What the task requires:
Whenever the string "Luce" turns up in a line below, that line should be copied.

*** Begin section ***

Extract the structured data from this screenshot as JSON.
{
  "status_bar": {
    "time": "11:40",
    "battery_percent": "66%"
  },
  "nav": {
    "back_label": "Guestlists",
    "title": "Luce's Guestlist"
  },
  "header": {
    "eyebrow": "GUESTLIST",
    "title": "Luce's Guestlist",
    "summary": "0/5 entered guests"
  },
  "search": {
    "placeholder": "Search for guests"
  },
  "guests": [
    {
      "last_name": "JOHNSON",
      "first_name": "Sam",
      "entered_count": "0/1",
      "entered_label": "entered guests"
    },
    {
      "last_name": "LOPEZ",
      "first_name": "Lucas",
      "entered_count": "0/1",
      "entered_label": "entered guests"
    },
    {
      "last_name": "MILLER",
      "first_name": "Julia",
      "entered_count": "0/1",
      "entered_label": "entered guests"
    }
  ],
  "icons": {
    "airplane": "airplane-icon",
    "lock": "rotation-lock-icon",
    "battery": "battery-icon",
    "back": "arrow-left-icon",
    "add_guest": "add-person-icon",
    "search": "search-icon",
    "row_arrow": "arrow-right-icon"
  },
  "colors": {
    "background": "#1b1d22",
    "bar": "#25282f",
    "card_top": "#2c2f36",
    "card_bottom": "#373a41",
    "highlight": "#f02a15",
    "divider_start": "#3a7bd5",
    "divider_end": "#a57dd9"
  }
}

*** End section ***

Exercise result:
    "title": "Luce's Guestlist"
    "title": "Luce's Guestlist",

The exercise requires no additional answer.